Records to process:
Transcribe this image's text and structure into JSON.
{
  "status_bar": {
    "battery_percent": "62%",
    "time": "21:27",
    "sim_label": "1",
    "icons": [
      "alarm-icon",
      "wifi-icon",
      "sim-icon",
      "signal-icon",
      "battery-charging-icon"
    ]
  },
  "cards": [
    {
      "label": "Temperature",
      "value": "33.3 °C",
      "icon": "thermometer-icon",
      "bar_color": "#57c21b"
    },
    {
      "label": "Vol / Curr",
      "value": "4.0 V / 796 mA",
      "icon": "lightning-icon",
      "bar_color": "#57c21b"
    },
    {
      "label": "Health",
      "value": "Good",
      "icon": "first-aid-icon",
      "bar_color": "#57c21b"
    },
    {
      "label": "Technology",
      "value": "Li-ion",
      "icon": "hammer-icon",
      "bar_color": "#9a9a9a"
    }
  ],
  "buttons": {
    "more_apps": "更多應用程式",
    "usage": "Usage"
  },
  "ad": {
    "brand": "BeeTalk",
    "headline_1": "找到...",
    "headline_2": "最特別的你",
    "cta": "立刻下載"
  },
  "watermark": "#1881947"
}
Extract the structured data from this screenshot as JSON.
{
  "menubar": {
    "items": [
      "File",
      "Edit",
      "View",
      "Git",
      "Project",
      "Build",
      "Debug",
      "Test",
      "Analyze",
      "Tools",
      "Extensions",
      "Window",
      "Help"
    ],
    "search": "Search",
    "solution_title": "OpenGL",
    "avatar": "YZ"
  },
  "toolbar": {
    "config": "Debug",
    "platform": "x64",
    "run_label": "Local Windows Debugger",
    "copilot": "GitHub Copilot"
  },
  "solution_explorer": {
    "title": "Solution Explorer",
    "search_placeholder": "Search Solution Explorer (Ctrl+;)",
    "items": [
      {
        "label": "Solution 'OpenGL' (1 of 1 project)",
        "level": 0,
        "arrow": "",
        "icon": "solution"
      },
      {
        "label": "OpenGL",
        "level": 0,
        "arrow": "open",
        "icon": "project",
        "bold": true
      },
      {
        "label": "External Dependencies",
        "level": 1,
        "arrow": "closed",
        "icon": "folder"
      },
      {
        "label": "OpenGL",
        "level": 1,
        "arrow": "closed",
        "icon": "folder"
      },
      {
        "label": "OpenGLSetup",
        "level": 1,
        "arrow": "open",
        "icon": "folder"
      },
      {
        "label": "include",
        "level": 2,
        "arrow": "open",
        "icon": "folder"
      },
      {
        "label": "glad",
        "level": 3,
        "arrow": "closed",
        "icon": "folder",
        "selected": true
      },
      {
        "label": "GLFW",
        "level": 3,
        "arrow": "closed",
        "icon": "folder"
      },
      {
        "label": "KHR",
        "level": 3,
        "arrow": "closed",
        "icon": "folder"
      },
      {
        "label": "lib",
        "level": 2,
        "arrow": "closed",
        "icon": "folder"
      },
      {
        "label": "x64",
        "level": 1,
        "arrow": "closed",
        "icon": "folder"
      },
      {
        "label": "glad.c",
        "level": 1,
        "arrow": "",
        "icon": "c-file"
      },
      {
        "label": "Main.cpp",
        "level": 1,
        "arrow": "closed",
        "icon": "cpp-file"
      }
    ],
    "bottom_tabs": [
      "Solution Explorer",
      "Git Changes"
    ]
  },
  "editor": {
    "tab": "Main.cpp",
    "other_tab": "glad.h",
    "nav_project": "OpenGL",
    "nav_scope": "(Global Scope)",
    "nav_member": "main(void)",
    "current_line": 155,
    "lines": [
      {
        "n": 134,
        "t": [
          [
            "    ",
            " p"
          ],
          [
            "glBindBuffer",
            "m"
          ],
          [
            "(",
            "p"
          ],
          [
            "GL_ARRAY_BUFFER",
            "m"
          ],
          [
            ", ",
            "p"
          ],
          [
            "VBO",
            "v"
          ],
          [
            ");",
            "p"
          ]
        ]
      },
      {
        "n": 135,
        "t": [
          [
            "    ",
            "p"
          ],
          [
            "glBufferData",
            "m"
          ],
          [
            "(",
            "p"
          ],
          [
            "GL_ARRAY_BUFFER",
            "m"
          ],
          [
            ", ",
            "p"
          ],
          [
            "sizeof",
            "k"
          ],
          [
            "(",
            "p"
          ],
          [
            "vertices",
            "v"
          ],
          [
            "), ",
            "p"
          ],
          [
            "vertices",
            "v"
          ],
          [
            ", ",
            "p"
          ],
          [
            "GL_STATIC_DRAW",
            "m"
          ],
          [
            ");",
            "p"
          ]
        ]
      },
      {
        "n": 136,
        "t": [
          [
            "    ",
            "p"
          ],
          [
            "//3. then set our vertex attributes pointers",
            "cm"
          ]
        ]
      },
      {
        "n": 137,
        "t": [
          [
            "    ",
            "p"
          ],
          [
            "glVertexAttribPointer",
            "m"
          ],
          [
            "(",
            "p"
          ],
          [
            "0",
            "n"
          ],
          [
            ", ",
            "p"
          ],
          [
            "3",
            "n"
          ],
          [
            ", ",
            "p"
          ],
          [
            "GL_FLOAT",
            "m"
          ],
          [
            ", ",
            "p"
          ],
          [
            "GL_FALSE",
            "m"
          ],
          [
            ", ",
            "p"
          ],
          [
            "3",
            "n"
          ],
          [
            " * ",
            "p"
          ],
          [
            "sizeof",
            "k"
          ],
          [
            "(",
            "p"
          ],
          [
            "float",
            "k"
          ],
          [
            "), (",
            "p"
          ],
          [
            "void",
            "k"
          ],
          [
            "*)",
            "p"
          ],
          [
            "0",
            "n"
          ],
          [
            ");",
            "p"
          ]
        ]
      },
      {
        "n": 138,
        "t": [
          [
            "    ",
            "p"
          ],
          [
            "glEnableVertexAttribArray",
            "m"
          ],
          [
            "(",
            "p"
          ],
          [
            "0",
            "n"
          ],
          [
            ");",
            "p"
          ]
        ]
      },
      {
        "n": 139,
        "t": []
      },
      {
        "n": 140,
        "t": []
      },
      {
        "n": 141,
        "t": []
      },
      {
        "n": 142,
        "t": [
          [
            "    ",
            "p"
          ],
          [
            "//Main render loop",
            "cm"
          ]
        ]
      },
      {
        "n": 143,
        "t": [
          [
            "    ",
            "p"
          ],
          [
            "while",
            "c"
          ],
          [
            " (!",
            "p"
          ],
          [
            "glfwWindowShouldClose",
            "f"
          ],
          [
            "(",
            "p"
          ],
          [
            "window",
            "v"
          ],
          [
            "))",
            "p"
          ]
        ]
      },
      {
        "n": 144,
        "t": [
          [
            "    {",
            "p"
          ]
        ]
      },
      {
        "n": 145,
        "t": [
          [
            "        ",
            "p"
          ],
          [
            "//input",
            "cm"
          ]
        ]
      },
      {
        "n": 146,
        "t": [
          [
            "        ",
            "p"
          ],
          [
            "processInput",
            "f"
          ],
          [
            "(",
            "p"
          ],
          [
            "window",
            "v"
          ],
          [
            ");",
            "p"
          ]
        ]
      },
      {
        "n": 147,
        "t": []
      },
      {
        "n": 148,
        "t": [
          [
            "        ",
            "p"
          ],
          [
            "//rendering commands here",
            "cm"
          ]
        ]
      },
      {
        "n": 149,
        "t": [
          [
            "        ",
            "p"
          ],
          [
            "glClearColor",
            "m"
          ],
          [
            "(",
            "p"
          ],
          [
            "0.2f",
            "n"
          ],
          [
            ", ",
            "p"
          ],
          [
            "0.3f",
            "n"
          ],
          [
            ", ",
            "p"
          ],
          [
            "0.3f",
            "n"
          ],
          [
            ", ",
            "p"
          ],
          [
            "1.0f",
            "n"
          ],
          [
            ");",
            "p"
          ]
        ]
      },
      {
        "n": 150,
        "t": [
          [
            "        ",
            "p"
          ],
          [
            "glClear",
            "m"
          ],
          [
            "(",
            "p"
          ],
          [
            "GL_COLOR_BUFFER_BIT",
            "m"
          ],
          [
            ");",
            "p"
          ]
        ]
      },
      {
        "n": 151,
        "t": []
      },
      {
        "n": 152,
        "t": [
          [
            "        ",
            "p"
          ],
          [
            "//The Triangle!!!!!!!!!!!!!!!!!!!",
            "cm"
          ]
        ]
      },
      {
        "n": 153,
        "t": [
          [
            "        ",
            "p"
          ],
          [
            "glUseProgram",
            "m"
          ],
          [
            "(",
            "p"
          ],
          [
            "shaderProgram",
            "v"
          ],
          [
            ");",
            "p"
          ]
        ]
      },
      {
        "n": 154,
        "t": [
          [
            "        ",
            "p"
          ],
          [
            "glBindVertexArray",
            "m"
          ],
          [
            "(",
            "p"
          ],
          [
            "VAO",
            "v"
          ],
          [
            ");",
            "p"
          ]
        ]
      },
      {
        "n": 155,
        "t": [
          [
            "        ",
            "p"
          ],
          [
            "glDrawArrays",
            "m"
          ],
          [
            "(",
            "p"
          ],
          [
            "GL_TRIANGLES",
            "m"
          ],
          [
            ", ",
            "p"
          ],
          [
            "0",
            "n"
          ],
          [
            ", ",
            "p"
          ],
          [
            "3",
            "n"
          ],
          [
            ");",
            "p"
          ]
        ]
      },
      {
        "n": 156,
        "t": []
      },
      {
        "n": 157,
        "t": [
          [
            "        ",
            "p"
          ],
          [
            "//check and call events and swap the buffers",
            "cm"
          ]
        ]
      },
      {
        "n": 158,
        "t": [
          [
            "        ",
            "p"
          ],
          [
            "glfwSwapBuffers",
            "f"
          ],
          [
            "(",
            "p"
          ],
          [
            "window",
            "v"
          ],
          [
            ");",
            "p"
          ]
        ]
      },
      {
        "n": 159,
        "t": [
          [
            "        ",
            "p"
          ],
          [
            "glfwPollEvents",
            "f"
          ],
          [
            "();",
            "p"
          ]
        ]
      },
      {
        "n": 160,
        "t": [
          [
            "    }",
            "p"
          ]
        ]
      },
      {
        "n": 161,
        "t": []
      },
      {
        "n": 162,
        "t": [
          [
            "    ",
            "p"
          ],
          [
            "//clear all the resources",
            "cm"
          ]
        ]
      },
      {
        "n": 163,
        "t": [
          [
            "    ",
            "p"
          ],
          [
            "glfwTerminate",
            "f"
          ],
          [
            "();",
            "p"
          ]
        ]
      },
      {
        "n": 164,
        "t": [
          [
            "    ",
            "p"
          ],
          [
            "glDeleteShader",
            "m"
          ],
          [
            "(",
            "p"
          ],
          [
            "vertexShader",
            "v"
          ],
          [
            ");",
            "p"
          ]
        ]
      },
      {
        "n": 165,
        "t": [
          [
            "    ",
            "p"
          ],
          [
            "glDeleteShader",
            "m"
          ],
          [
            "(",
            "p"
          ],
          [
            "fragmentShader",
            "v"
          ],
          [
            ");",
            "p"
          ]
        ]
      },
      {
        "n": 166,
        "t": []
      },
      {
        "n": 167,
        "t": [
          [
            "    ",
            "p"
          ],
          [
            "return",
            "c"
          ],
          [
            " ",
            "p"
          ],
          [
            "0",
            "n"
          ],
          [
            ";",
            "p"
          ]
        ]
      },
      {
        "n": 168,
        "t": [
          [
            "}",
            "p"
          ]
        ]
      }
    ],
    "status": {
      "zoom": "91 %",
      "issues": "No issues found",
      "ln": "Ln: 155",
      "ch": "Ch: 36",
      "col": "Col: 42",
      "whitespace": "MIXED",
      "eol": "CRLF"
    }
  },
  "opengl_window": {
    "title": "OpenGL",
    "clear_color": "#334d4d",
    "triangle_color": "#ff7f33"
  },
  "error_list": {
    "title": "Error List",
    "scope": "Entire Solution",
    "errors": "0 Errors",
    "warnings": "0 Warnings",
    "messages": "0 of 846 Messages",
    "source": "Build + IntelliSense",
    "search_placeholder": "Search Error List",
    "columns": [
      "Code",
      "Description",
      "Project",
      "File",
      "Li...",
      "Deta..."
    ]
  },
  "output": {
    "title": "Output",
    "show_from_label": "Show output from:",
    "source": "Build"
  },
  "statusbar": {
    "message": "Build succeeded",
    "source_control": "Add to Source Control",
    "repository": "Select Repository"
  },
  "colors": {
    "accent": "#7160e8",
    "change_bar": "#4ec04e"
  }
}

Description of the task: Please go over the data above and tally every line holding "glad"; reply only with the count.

Task result: 3